Adapting five of my plays - some highly visual- into podcasts over the last two months was no mean feat. It felt like training for the Olympics at first, but once I got into my stride; it became more like bootcamp. I learned a crucial new skill; vital during a pandemic with live performance artists badly hit.
As a playwright I’m used to providing scenarios, dialogue and action but the magic of theatre manifests when plays get produced in collaboration with a host of other artists; directors, actors, set, costume, sound, light designers, hey presto it’s magic.
I consulted with very knowledgeable and experienced radio dramaturg Heather Brown, who I’m working with on another project. Heather made me understand just how much goes into adapting stage shows for radio or podcasts. Every description must be transformed into spoken text without being obvious or be lost. In some of these adaptations I have let go of fixed ideas of character description (knowing that most people have under-utilised imaginations due to the sheer volume of screen content we consume on a daily basis) which allows the listener to create their own vision based on the voice they’re hearing. Each play posed its own particular puzzle that forced me to hone my creations in ways I had never considered.
I had to cut a beloved silent character (The Gourmand) from The Circus, and lose the metaphor of its physically transformed playing space.

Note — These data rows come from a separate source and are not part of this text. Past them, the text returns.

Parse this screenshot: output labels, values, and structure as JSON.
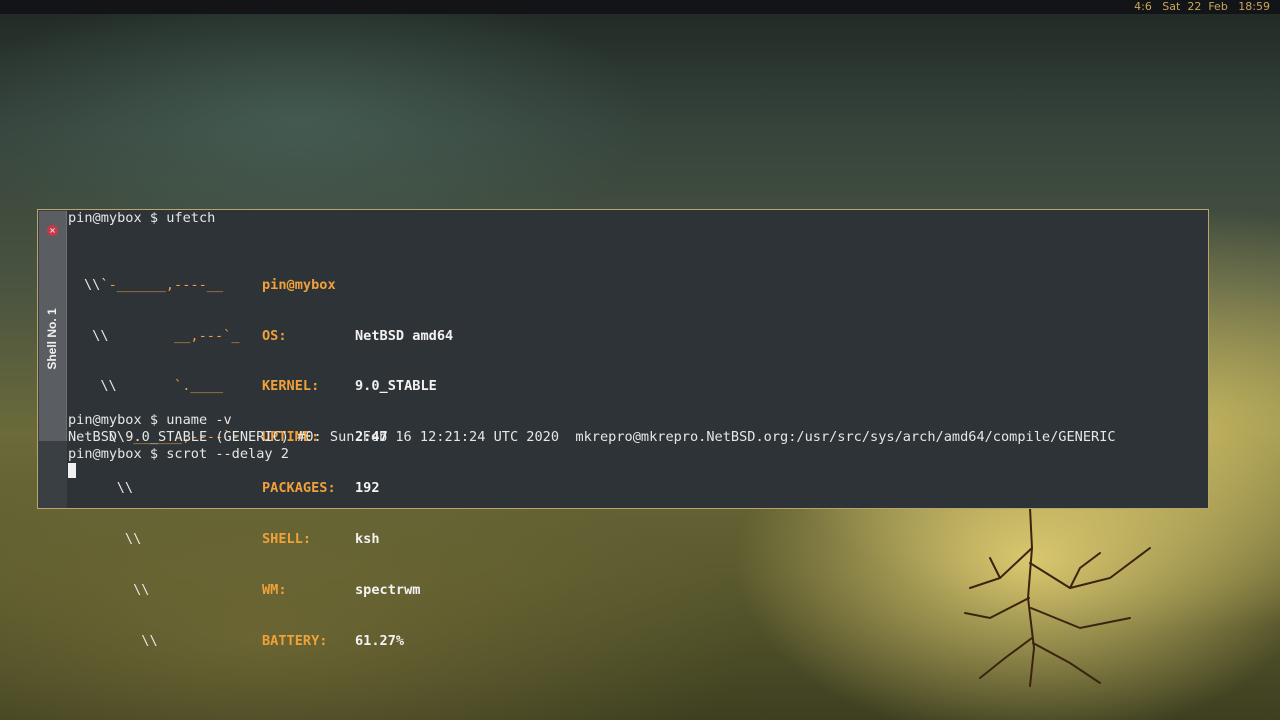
{
  "topbar": {
    "status": "4:6   Sat  22  Feb   18:59"
  },
  "terminal": {
    "tab": {
      "label": "Shell No. 1"
    },
    "lines": {
      "cmd1": "pin@mybox $ ufetch",
      "cmd2": "pin@mybox $ uname -v",
      "output2": "NetBSD 9.0_STABLE (GENERIC) #0: Sun Feb 16 12:21:24 UTC 2020  mkrepro@mkrepro.NetBSD.org:/usr/src/sys/arch/amd64/compile/GENERIC",
      "cmd3": "pin@mybox $ scrot --delay 2"
    },
    "ascii_art": [
      {
        "w": "\\\\`",
        "o": "-______,----__"
      },
      {
        "w": " \\\\",
        "o": "        __,---`_"
      },
      {
        "w": "  \\\\",
        "o": "       `.____"
      },
      {
        "w": "   \\\\",
        "o": "-______,----`-"
      },
      {
        "w": "    \\\\",
        "o": ""
      },
      {
        "w": "     \\\\",
        "o": ""
      },
      {
        "w": "      \\\\",
        "o": ""
      },
      {
        "w": "       \\\\",
        "o": ""
      }
    ],
    "ufetch": {
      "user_host": "pin@mybox",
      "rows": [
        {
          "key": "OS:",
          "value": "NetBSD amd64"
        },
        {
          "key": "KERNEL:",
          "value": "9.0_STABLE"
        },
        {
          "key": "UPTIME:",
          "value": "2:47"
        },
        {
          "key": "PACKAGES:",
          "value": "192"
        },
        {
          "key": "SHELL:",
          "value": "ksh"
        },
        {
          "key": "WM:",
          "value": "spectrwm"
        },
        {
          "key": "BATTERY:",
          "value": "61.27%"
        }
      ]
    }
  },
  "colors": {
    "accent": "#efa13a",
    "terminal_bg": "#2e3338",
    "statusbar_text": "#c9a85a",
    "close_button": "#c7384a"
  },
  "icons": {
    "tab_close": "close-icon"
  }
}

Another real challenge was creating an aural arc for Cebelrai- the Cosmic Contortionist – whose narrative was physically choreographed on silks by Hamilton Arial Group’s founder Laurie LeMare for its 2013 production at the Lyric Theatre in Hamilton. How could I tell her story and link it to the main narrative?
With steamy Ganga’s Ganja, I had to find a subtle but effective way to convey that Kadru is nagi, part woman part serpent, a celestial being. Up till then I relied upon actors and dancers, on costume design but all that is ripped away for podcasts.
Already rich with sound written into text building its world, The Washing Machine set in 1979 Whitefield (Bangalore) has many characters, a mostly silent ghost, a Chorus of Monkeys (real and ghostly) and a sad, foolish heroine suffering from selfishness and PTSD.
Rukmini’s Gold was the toughest cookie and for those of you who know this play you’ll understand why. Each scene is set at a different train stations spanning four continents and more than a century. Its metaphors and themes had to be distilled led by dramaturg and director Anand Rajaram’s astute observations.
Blackberries in Brum, set in 1980s Birmingham is a gritty action driven mystery; I had to examine each action, decide whether it’s vital and had to be verbalised or let it slip away.
How the hell did I manage it? You’ll have to tune in to find out! Red Beti Theatre’s incredibly talented company will create and produce this series of Play Podcasts to celebrate our 10th anniversary.